- There are 364,000 metres of pipes inside the ship, and from keel to masthead she measures 56 metres, four metres more than Niagara Falls.
- Facilities onboard include a chapel, a medical centre and 12-bed ward, staffed with GPs, a nurse and medical assistants, as well as a dentist and dental nurse.
- There are also five gyms on the warship which include a cardiovascular suite, two free weight rooms and a boxing gym.
- Regular fitness circuit sessions and sporting activities such as basketball and tug of war are held in the hangar and on the flight deck, with weights and other items stored inside the flight deck ramp.
- The Captain of the ship was Angus Essenhigh
- There are five galleys on the warship which is where the food is cooked and those on board eat their meals everyday. This includes two main galleys, the bridge mess and an aircrew refreshment bar.
- The distribution network on board manages enough energy to power 30,000 kettles or 5,500 family homes.
- Its flight deck is 280 metres long and 70 metres wide, enough space for three football pitches.
- The entire ship’s company of 700 can be served a meal within 90 minutes, 45 minutes when at action stations.
- Recreational spaces enjoyed by the crew feature televisions and sofas, as well as popular board games including the traditional Royal Navy game of Uckers.
- Each of the two aircraft lifts on HMS Queen Elizabeth can move two fighter jets from the hangar to the flight deck in 60 seconds.

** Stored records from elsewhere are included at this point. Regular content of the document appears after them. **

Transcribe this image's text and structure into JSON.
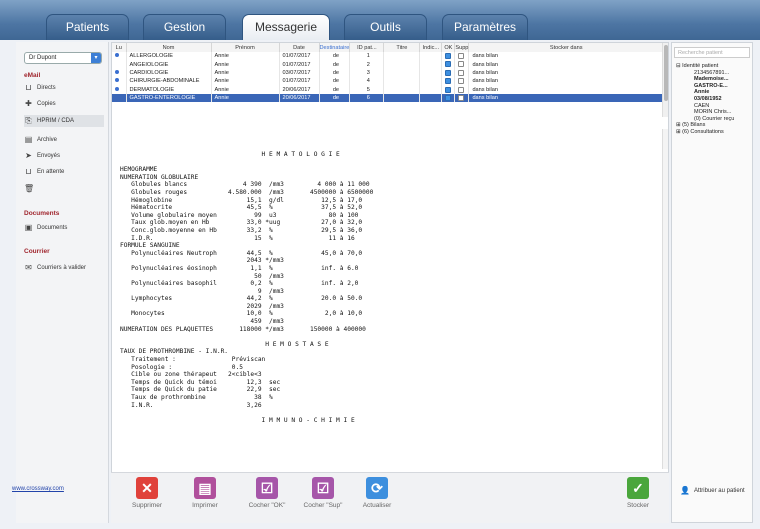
{
  "tabs": [
    "Patients",
    "Gestion",
    "Messagerie",
    "Outils",
    "Paramètres"
  ],
  "sidebar": {
    "doctor": "Dr Dupont",
    "email_section": "eMail",
    "items": [
      {
        "label": "Directs",
        "icon": "inbox-icon"
      },
      {
        "label": "Copies",
        "icon": "plus-icon"
      },
      {
        "label": "HPRIM / CDA",
        "icon": "document-icon"
      },
      {
        "label": "Archive",
        "icon": "archive-icon"
      },
      {
        "label": "Envoyés",
        "icon": "send-icon"
      },
      {
        "label": "En attente",
        "icon": "outbox-icon"
      },
      {
        "label": "",
        "icon": "trash-icon"
      }
    ],
    "documents_section": "Documents",
    "documents_item": "Documents",
    "courrier_section": "Courrier",
    "courrier_item": "Courriers à valider",
    "website": "www.crossway.com"
  },
  "table": {
    "headers": [
      "Lu",
      "Nom",
      "Prénom",
      "Date",
      "Destinataire",
      "ID pat...",
      "Titre",
      "Indic...",
      "OK",
      "Supp",
      "Stocker dans"
    ],
    "rows": [
      {
        "nom": "ALLERGOLOGIE",
        "prenom": "Annie",
        "date": "01/07/2017",
        "dest": "de",
        "id": "1",
        "ok": true,
        "supp": false,
        "stock": "dans bilan",
        "dot": true
      },
      {
        "nom": "ANGEIOLOGIE",
        "prenom": "Annie",
        "date": "01/07/2017",
        "dest": "de",
        "id": "2",
        "ok": true,
        "supp": false,
        "stock": "dans bilan",
        "dot": false
      },
      {
        "nom": "CARDIOLOGIE",
        "prenom": "Annie",
        "date": "03/07/2017",
        "dest": "de",
        "id": "3",
        "ok": true,
        "supp": false,
        "stock": "dans bilan",
        "dot": true
      },
      {
        "nom": "CHIRURGIE-ABDOMINALE",
        "prenom": "Annie",
        "date": "01/07/2017",
        "dest": "de",
        "id": "4",
        "ok": true,
        "supp": false,
        "stock": "dans bilan",
        "dot": true
      },
      {
        "nom": "DERMATOLOGIE",
        "prenom": "Annie",
        "date": "20/06/2017",
        "dest": "de",
        "id": "5",
        "ok": true,
        "supp": false,
        "stock": "dans bilan",
        "dot": true
      },
      {
        "nom": "GASTRO-ENTEROLOGIE",
        "prenom": "Annie",
        "date": "20/06/2017",
        "dest": "de",
        "id": "6",
        "ok": true,
        "supp": false,
        "stock": "dans bilan",
        "dot": false
      }
    ]
  },
  "report": "                                      H E M A T O L O G I E\n\nHEMOGRAMME\nNUMERATION GLOBULAIRE\n   Globules blancs               4 390  /mm3         4 000 à 11 000\n   Globules rouges           4.580.000  /mm3       4500000 à 6500000\n   Hémoglobine                    15,1  g/dl          12,5 à 17,0\n   Hématocrite                    45,5  %             37,5 à 52,0\n   Volume globulaire moyen          99  u3              80 à 100\n   Taux glob.moyen en Hb          33,0 *uug           27,0 à 32,0\n   Conc.glob.moyenne en Hb        33,2  %             29,5 à 36,0\n   I.D.R.                           15  %               11 à 16\nFORMULE SANGUINE\n   Polynucléaires Neutroph        44,5  %             45,0 à 70,0\n                                  2043 */mm3\n   Polynucléaires éosinoph         1,1  %             inf. à 6.0\n                                    50  /mm3\n   Polynucléaires basophil         0,2  %             inf. à 2,0\n                                     9  /mm3\n   Lymphocytes                    44,2  %             20.0 à 50.0\n                                  2029  /mm3\n   Monocytes                      10,0  %              2,0 à 10,0\n                                   459  /mm3\nNUMERATION DES PLAQUETTES       118000 */mm3       150000 à 400000\n\n                                       H E M O S T A S E\nTAUX DE PROTHROMBINE - I.N.R.\n   Traitement :               Préviscan\n   Posologie :                0.5\n   Cible ou zone thérapeut   2<cible<3\n   Temps de Quick du témoi        12,3  sec\n   Temps de Quick du patie        22,9  sec\n   Taux de prothrombine             38  %\n   I.N.R.                         3,26\n\n                                      I M M U N O - C H I M I E",
  "right": {
    "search_placeholder": "Recherche patient",
    "tree": [
      {
        "text": "⊟ Identité patient",
        "cls": ""
      },
      {
        "text": "2134567891...",
        "cls": "ind"
      },
      {
        "text": "Mademoise...",
        "cls": "ind b"
      },
      {
        "text": "GASTRO-E...",
        "cls": "ind b"
      },
      {
        "text": "Annie",
        "cls": "ind b"
      },
      {
        "text": "03/08/1952",
        "cls": "ind b"
      },
      {
        "text": "CAEN",
        "cls": "ind"
      },
      {
        "text": "MORIN Chris...",
        "cls": "ind"
      },
      {
        "text": "(0) Courrier reçu",
        "cls": "ind"
      },
      {
        "text": "⊞ (5) Bilans",
        "cls": ""
      },
      {
        "text": "⊞ (6) Consultations",
        "cls": ""
      }
    ],
    "add_patient": "Attribuer au patient"
  },
  "toolbar": [
    {
      "label": "Supprimer",
      "icon": "delete-icon",
      "color": "#e0423b",
      "glyph": "✕"
    },
    {
      "label": "Imprimer",
      "icon": "print-icon",
      "color": "#b0509c",
      "glyph": "▤"
    },
    {
      "label": "Cocher \"OK\"",
      "icon": "check-ok-icon",
      "color": "#a656a9",
      "glyph": "☑"
    },
    {
      "label": "Cocher \"Sup\"",
      "icon": "check-sup-icon",
      "color": "#a656a9",
      "glyph": "☑"
    },
    {
      "label": "Actualiser",
      "icon": "refresh-icon",
      "color": "#3d8fde",
      "glyph": "⟳"
    }
  ],
  "stocker": {
    "label": "Stocker",
    "icon": "stocker-icon",
    "color": "#4aa63c",
    "glyph": "✓"
  }
}
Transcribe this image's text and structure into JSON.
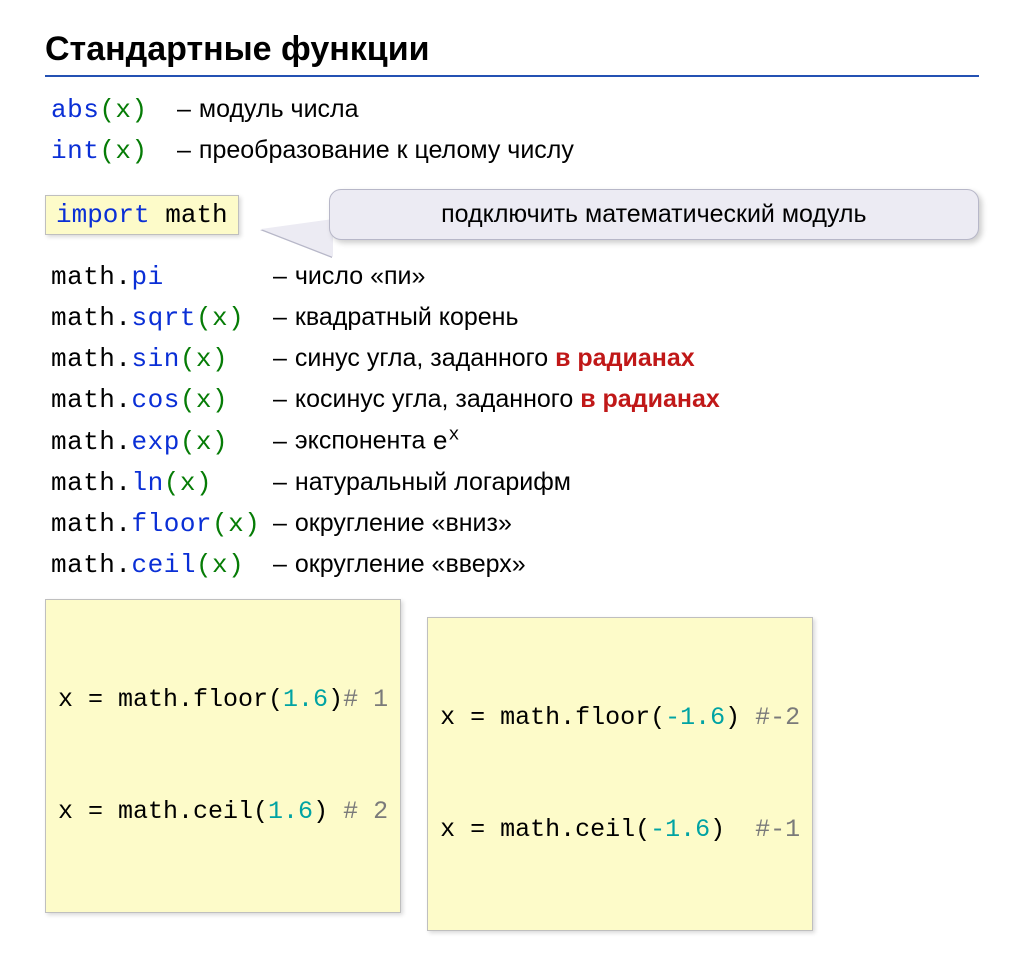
{
  "title": "Стандартные функции",
  "top": [
    {
      "fn_blue": "abs",
      "fn_green": "(x)",
      "desc": "модуль числа"
    },
    {
      "fn_blue": "int",
      "fn_green": "(x)",
      "desc": "преобразование к целому числу"
    }
  ],
  "import_stmt": {
    "kw": "import",
    "mod": "math"
  },
  "callout": "подключить математический модуль",
  "math_rows": [
    {
      "pre": "math.",
      "name": "pi",
      "args": "",
      "desc": "число «пи»",
      "red": ""
    },
    {
      "pre": "math.",
      "name": "sqrt",
      "args": "(x)",
      "desc": "квадратный корень",
      "red": ""
    },
    {
      "pre": "math.",
      "name": "sin",
      "args": "(x)",
      "desc": "синус угла, заданного ",
      "red": "в радианах"
    },
    {
      "pre": "math.",
      "name": "cos",
      "args": "(x)",
      "desc": "косинус угла, заданного ",
      "red": "в радианах"
    },
    {
      "pre": "math.",
      "name": "exp",
      "args": "(x)",
      "desc_html": "экспонента <span class=\"fn\">e<sup>x</sup></span>",
      "red": ""
    },
    {
      "pre": "math.",
      "name": "ln",
      "args": "(x)",
      "desc": "натуральный логарифм",
      "red": ""
    },
    {
      "pre": "math.",
      "name": "floor",
      "args": "(x)",
      "desc": "округление «вниз»",
      "red": ""
    },
    {
      "pre": "math.",
      "name": "ceil",
      "args": "(x)",
      "desc": "округление «вверх»",
      "red": ""
    }
  ],
  "examples_a": [
    {
      "code": "x = math.floor(",
      "num": "1.6",
      "tail": ")",
      "comment": "# 1"
    },
    {
      "code": "x = math.ceil(",
      "num": "1.6",
      "tail": ")",
      "comment": " # 2"
    }
  ],
  "examples_b": [
    {
      "code": "x = math.floor(",
      "num": "-1.6",
      "tail": ")",
      "comment": " #-2"
    },
    {
      "code": "x = math.ceil(",
      "num": "-1.6",
      "tail": ")",
      "comment": "  #-1"
    }
  ]
}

- The warship has a range of 8,000 to 10,000 nautical miles, and has two propellers – each weighing 33 tonnes and with a combined 80MW output of power – enough to run 1,000 family cars or 50 high speed trains.